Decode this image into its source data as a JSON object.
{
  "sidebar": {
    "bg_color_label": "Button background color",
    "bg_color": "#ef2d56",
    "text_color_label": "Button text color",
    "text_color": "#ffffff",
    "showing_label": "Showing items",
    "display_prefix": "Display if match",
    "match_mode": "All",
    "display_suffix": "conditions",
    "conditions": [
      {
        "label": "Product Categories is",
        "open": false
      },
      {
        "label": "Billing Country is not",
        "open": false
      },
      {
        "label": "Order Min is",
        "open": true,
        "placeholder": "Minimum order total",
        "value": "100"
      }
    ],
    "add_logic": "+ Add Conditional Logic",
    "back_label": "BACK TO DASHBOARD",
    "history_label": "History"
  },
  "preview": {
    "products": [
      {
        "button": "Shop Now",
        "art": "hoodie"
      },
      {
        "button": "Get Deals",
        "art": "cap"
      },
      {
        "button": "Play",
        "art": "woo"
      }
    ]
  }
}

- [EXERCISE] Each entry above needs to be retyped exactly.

- [WRITTEN REPLY]
Decode this image into its source data as a JSON object.
{
  "sidebar": {
    "bg_color_label": "Button background color",
    "bg_color": "#ef2d56",
    "text_color_label": "Button text color",
    "text_color": "#ffffff",
    "showing_label": "Showing items",
    "display_prefix": "Display if match",
    "match_mode": "All",
    "display_suffix": "conditions",
    "conditions": [
      {
        "label": "Product Categories is",
        "open": false
      },
      {
        "label": "Billing Country is not",
        "open": false
      },
      {
        "label": "Order Min is",
        "open": true,
        "placeholder": "Minimum order total",
        "value": "100"
      }
    ],
    "add_logic": "+ Add Conditional Logic",
    "back_label": "BACK TO DASHBOARD",
    "history_label": "History"
  },
  "preview": {
    "products": [
      {
        "button": "Shop Now",
        "art": "hoodie"
      },
      {
        "button": "Get Deals",
        "art": "cap"
      },
      {
        "button": "Play",
        "art": "woo"
      }
    ]
  }
}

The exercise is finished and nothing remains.